Increased seismicity, alerts raised for Pavlof volcano, Alaska
Seismic activity at Pavlof volcano, Alaska has increased over the past several days, forcing the Alaska Volcano Observatory to raise the Alert Level to Advisory and the Aviation Color Code to Yellow at 20:43 UTC on December 28, 2019. Pavlof is a snow- and ice-covered stratovolcano about 953 km (592 miles) southwest of Anchorage. With over 40 historic eruptions, it is one of the most consistently active volcanoes in the Aleutian arc. Pavlof's largest known historical eruption took place in 1911.
There is currently no observed eruptive activity or emissions from the summit.
Although the current seismic activity represents an increase from background levels, it does not necessarily mean that an eruption is likely or imminent. However, past eruptions of Pavlof occurred with little or no warning.
Small explosion signals have been detected on the infrasound network located at Sand Point and on the local seismic network on October 19, 2019.
It is unknown if the explosions produced any volcanic ash, but their small size suggests any hazard was confined to the area around the volcano's summit.
Low-frequency seismic tremor and vigorous steam plume have been observed on May 14 and 15, 2019.
Its last known eruption took place from March 27 to July 30, 2016 (VEI 2).
The most active volcano of the Aleutian arc, Pavlof is a 2 519-m-high (8 264 feet) Holocene stratovolcano that was constructed along a line of vents extending NE from the Emmons Lake caldera.
Pavlof and its twin volcano to the NE, 2 142-m-high (7 027 feet) Pavlof Sister, form a dramatic pair of symmetrical, glacier-covered stratovolcanoes that tower above Pavlof and Volcano bays.
A third cone, Little Pavlof, is a smaller volcano on the SW flank of Pavlof volcano, near the rim of Emmons Lake caldera.
Unlike Pavlof Sister, Pavlof has been frequently active in historical time, typically producing Strombolian to Vulcanian explosive eruptions from the summit vents and occasional lava flows. The active vents lie near the summit on the north and east sides.
The largest historical eruption took place in 1911, at the end of a 5-year-long eruptive episode, when a fissure opened on the N flank, ejecting large blocks and issuing lava flows. (GVP)
Featured image: AVO/USGS, Chris Waythomas
If you value what we do here, create your ad-free account and support our journalism.
Your support makes a difference
Dear valued reader,
We hope that our website has been a valuable resource for you.
The reality is that it takes a lot of time, effort, and resources to maintain and grow this website. We rely on the support of readers like you to keep providing high-quality content.

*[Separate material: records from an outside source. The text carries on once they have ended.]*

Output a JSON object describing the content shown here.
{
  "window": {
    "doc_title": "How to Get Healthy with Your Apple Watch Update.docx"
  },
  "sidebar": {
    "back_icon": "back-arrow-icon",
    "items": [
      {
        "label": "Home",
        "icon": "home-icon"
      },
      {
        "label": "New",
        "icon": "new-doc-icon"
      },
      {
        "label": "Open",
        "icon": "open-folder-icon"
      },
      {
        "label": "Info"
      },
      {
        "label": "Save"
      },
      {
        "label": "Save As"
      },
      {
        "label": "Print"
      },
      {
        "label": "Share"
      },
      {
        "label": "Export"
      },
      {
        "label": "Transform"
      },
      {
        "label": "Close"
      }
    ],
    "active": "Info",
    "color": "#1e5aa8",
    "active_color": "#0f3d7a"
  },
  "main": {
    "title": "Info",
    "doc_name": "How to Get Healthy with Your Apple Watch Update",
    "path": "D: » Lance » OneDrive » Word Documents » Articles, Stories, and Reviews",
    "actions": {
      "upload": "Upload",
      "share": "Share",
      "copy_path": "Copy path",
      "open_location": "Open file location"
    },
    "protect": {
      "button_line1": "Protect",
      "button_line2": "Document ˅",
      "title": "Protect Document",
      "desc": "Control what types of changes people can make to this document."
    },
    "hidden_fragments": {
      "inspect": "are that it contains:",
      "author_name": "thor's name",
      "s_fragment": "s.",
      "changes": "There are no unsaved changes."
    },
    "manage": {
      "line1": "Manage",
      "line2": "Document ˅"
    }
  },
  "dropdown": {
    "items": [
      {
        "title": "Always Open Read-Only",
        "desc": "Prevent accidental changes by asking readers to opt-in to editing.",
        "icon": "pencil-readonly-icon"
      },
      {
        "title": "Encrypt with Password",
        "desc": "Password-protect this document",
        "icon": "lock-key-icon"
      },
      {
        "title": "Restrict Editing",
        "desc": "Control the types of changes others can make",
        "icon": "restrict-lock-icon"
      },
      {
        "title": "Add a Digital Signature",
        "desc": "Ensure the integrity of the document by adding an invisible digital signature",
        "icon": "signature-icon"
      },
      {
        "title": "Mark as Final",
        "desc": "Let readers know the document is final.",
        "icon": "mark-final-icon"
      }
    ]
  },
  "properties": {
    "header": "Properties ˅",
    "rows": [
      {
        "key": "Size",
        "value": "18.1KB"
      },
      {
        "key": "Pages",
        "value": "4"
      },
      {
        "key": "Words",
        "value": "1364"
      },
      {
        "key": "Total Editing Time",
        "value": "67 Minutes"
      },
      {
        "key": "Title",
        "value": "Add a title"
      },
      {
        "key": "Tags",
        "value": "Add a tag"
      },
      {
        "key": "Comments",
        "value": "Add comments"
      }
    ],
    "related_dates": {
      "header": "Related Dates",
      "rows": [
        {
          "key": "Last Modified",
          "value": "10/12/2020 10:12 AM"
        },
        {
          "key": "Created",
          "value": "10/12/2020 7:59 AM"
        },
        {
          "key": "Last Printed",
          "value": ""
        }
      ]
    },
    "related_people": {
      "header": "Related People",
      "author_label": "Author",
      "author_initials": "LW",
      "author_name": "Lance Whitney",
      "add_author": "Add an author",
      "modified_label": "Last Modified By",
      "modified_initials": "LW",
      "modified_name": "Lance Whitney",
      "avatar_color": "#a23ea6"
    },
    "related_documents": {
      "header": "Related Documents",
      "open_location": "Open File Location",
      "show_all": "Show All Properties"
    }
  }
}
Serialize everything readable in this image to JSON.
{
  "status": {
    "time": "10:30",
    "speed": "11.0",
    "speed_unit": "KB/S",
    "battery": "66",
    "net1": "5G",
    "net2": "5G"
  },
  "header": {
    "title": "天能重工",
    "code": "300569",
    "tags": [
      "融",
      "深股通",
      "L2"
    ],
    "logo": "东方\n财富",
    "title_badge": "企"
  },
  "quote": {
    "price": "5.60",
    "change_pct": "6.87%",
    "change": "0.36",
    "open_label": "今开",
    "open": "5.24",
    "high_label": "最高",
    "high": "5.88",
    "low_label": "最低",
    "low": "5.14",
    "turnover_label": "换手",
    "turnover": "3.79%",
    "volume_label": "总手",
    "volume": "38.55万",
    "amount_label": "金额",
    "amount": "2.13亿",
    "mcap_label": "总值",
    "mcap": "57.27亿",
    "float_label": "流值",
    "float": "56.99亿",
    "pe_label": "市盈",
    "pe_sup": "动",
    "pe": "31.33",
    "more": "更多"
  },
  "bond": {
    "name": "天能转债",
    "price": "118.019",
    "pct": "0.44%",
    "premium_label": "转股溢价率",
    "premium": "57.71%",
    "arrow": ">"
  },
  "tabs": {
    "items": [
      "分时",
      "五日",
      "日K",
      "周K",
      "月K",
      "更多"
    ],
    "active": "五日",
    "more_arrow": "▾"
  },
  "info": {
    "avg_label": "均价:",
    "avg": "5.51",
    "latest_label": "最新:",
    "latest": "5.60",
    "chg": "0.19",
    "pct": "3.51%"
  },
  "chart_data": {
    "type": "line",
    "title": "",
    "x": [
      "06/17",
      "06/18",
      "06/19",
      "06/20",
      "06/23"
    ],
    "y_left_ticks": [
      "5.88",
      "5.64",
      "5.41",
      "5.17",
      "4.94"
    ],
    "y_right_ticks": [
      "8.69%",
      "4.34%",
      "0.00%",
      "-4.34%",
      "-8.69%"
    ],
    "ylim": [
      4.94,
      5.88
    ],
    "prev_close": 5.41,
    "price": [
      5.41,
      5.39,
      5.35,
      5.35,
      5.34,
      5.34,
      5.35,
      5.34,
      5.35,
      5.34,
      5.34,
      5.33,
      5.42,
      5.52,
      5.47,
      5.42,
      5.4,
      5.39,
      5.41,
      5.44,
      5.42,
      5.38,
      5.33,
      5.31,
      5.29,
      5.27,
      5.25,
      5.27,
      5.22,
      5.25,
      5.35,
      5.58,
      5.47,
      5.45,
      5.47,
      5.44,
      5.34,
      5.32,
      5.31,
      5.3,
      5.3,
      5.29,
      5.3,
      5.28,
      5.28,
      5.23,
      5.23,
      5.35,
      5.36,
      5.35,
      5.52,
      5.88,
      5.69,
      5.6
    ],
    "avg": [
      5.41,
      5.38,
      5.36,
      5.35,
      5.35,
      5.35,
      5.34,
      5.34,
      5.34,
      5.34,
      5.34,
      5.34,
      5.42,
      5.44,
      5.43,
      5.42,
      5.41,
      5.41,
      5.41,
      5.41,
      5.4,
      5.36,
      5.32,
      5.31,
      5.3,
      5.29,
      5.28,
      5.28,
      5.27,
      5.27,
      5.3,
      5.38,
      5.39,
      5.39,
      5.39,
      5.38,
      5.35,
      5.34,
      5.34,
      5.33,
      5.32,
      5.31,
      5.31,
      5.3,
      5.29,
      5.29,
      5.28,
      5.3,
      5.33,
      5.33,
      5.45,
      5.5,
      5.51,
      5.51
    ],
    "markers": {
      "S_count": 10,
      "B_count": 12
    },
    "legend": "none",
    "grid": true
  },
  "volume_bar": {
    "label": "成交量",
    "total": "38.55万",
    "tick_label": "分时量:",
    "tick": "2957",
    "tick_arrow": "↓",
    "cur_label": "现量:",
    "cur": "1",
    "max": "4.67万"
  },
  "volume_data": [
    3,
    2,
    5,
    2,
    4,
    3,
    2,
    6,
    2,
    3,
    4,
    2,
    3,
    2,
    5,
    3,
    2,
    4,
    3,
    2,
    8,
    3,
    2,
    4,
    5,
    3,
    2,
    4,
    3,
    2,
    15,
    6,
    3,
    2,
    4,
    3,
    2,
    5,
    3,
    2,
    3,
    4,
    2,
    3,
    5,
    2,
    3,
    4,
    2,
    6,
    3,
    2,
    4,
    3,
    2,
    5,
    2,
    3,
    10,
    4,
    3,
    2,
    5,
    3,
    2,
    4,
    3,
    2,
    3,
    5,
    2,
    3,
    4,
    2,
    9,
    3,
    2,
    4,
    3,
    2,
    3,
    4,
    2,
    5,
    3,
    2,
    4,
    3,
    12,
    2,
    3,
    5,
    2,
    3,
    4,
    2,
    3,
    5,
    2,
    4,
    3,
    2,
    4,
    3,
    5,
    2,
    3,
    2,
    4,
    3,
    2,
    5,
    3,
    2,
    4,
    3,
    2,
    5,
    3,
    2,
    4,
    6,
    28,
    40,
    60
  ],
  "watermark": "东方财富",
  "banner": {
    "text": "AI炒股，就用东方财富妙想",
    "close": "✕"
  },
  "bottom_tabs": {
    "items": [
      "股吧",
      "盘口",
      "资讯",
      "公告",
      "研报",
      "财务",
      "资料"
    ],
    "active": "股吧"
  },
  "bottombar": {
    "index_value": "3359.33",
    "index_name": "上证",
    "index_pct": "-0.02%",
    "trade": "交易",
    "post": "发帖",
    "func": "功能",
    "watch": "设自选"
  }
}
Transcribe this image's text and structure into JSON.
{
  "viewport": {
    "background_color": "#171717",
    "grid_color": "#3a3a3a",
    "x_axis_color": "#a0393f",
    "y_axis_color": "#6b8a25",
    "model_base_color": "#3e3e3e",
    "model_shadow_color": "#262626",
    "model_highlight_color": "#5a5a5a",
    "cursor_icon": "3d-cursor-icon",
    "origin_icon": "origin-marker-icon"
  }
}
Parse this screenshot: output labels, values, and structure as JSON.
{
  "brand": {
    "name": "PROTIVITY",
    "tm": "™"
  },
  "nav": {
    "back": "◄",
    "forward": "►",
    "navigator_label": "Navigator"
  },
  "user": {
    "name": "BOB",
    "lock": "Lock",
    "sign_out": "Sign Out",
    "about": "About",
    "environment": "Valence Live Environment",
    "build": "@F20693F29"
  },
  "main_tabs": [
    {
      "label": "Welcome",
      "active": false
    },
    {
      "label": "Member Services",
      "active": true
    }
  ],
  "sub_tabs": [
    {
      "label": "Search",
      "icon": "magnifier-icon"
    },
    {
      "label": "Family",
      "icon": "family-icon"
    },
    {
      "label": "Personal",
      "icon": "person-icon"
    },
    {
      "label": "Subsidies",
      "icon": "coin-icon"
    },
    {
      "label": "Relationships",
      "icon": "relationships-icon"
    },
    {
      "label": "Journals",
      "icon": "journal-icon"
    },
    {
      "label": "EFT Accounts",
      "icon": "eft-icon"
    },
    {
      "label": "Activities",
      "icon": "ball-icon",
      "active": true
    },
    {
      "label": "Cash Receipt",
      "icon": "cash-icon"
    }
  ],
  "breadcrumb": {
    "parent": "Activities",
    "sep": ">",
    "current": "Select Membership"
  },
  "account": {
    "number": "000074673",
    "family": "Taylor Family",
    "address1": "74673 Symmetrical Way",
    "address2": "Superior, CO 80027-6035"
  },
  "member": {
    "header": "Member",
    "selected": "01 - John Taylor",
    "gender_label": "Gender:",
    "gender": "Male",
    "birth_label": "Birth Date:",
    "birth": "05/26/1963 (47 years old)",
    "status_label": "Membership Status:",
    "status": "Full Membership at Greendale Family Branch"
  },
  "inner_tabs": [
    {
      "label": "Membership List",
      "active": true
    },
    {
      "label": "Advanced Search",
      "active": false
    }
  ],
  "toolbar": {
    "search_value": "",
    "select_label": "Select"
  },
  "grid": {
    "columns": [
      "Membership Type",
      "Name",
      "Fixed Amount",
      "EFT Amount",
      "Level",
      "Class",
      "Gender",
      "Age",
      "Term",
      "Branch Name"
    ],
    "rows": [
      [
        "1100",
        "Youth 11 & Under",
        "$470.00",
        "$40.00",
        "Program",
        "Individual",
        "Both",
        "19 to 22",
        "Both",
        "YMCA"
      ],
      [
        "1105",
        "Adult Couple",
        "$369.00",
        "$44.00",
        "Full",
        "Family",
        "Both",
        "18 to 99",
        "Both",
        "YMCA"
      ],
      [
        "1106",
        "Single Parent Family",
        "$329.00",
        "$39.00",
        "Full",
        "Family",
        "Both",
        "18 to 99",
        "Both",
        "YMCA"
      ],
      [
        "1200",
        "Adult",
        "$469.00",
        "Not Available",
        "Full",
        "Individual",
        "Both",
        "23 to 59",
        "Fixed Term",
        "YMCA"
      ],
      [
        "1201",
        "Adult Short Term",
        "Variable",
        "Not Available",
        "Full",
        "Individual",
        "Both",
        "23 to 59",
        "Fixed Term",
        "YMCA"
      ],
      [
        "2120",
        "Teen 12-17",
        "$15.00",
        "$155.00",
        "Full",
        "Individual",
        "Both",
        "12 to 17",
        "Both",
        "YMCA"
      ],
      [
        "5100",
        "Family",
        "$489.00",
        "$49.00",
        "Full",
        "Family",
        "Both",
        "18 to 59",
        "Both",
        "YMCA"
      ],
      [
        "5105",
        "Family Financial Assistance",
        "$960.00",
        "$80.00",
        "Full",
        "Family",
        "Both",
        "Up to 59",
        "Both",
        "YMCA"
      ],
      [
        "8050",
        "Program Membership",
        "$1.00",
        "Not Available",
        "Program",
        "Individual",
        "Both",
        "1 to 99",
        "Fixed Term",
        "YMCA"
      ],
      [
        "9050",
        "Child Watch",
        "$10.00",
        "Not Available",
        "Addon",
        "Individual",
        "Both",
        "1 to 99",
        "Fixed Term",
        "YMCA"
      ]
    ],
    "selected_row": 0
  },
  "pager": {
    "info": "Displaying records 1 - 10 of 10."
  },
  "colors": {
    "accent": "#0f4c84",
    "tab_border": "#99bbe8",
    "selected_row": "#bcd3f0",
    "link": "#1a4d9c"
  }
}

If you have found our website to be helpful, please consider making a contribution to help us continue to bring you the information you need. Your support means the world to us and helps us to keep doing what we love.
Support us by choosing your support level – Silver, Gold or Platinum. Other support options include Patreon pledges and sending us a one-off payment using PayPal.
Thank you for your consideration. Your support is greatly appreciated.
Commenting rules and guidelines
We value the thoughts and opinions of our readers and welcome healthy discussions on our website. In order to maintain a respectful and positive community, we ask that all commenters follow these rules:
We reserve the right to remove any comments that violate these rules. By commenting on our website, you agree to abide by these guidelines. Thank you for helping to create a positive and welcoming environment for all.